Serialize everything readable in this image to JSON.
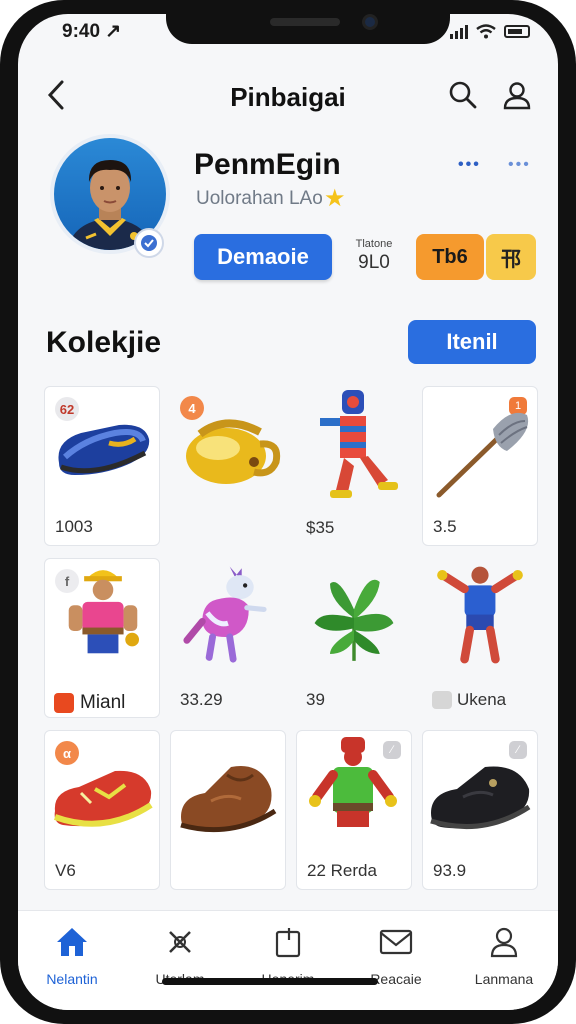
{
  "status": {
    "time": "9:40 ↗"
  },
  "topbar": {
    "title": "Pinbaigai"
  },
  "profile": {
    "name": "PenmEgin",
    "subtitle": "Uolorahan LAo",
    "primary_button": "Demaoie",
    "stat_label": "Tlatone",
    "stat_value": "9L0",
    "orange_button": "Tb6",
    "yellow_button": "邗"
  },
  "section": {
    "title": "Kolekjie",
    "button": "Itenil"
  },
  "items": [
    {
      "price": "1003",
      "art": "blue-sneaker",
      "badge": "62",
      "badge_color": "#e9e9ec"
    },
    {
      "price": "",
      "art": "golden-lamp",
      "badge": "4",
      "badge_color": "#f2884a"
    },
    {
      "price": "$35",
      "art": "striped-figure"
    },
    {
      "price": "3.5",
      "art": "broom",
      "badge_r": "1",
      "badge_r_color": "#f07a3a"
    },
    {
      "price": "",
      "art": "miner-figure",
      "badge": "f",
      "badge_color": "#ececef"
    },
    {
      "price": "33.29",
      "art": "pink-creature"
    },
    {
      "price": "39",
      "art": "green-plant"
    },
    {
      "price": "Ukena",
      "art": "blue-figure",
      "tag_color": "#d6d6d6"
    },
    {
      "price": "Mianl",
      "art": "miner-figure-2",
      "tag_color": "#e8491f"
    },
    {
      "price": "V6",
      "art": "red-shoe",
      "badge": "α",
      "badge_color": "#f2884a"
    },
    {
      "price": "",
      "art": "brown-shoe"
    },
    {
      "price": "22 Rerda",
      "art": "green-figure",
      "badge_r": "∕",
      "badge_r_color": "#cfcfd3"
    },
    {
      "price": "93.9",
      "art": "black-shoe",
      "badge_r": "∕",
      "badge_r_color": "#cfcfd3"
    }
  ],
  "tabs": [
    {
      "label": "Nelantin",
      "icon": "home-icon",
      "active": true
    },
    {
      "label": "Uterlam",
      "icon": "cross-icon"
    },
    {
      "label": "Henerim",
      "icon": "tag-icon"
    },
    {
      "label": "Reacaie",
      "icon": "mail-icon"
    },
    {
      "label": "Lanmana",
      "icon": "person-icon"
    }
  ],
  "colors": {
    "accent": "#2a6ee0",
    "orange": "#f59a2e",
    "yellow": "#f7c94a"
  }
}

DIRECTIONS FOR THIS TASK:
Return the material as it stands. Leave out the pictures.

RESPONSE BOX:
Serialize everything readable in this image to JSON.
{
  "status": {
    "time": "9:40 ↗"
  },
  "topbar": {
    "title": "Pinbaigai"
  },
  "profile": {
    "name": "PenmEgin",
    "subtitle": "Uolorahan LAo",
    "primary_button": "Demaoie",
    "stat_label": "Tlatone",
    "stat_value": "9L0",
    "orange_button": "Tb6",
    "yellow_button": "邗"
  },
  "section": {
    "title": "Kolekjie",
    "button": "Itenil"
  },
  "items": [
    {
      "price": "1003",
      "art": "blue-sneaker",
      "badge": "62",
      "badge_color": "#e9e9ec"
    },
    {
      "price": "",
      "art": "golden-lamp",
      "badge": "4",
      "badge_color": "#f2884a"
    },
    {
      "price": "$35",
      "art": "striped-figure"
    },
    {
      "price": "3.5",
      "art": "broom",
      "badge_r": "1",
      "badge_r_color": "#f07a3a"
    },
    {
      "price": "",
      "art": "miner-figure",
      "badge": "f",
      "badge_color": "#ececef"
    },
    {
      "price": "33.29",
      "art": "pink-creature"
    },
    {
      "price": "39",
      "art": "green-plant"
    },
    {
      "price": "Ukena",
      "art": "blue-figure",
      "tag_color": "#d6d6d6"
    },
    {
      "price": "Mianl",
      "art": "miner-figure-2",
      "tag_color": "#e8491f"
    },
    {
      "price": "V6",
      "art": "red-shoe",
      "badge": "α",
      "badge_color": "#f2884a"
    },
    {
      "price": "",
      "art": "brown-shoe"
    },
    {
      "price": "22 Rerda",
      "art": "green-figure",
      "badge_r": "∕",
      "badge_r_color": "#cfcfd3"
    },
    {
      "price": "93.9",
      "art": "black-shoe",
      "badge_r": "∕",
      "badge_r_color": "#cfcfd3"
    }
  ],
  "tabs": [
    {
      "label": "Nelantin",
      "icon": "home-icon",
      "active": true
    },
    {
      "label": "Uterlam",
      "icon": "cross-icon"
    },
    {
      "label": "Henerim",
      "icon": "tag-icon"
    },
    {
      "label": "Reacaie",
      "icon": "mail-icon"
    },
    {
      "label": "Lanmana",
      "icon": "person-icon"
    }
  ],
  "colors": {
    "accent": "#2a6ee0",
    "orange": "#f59a2e",
    "yellow": "#f7c94a"
  }
}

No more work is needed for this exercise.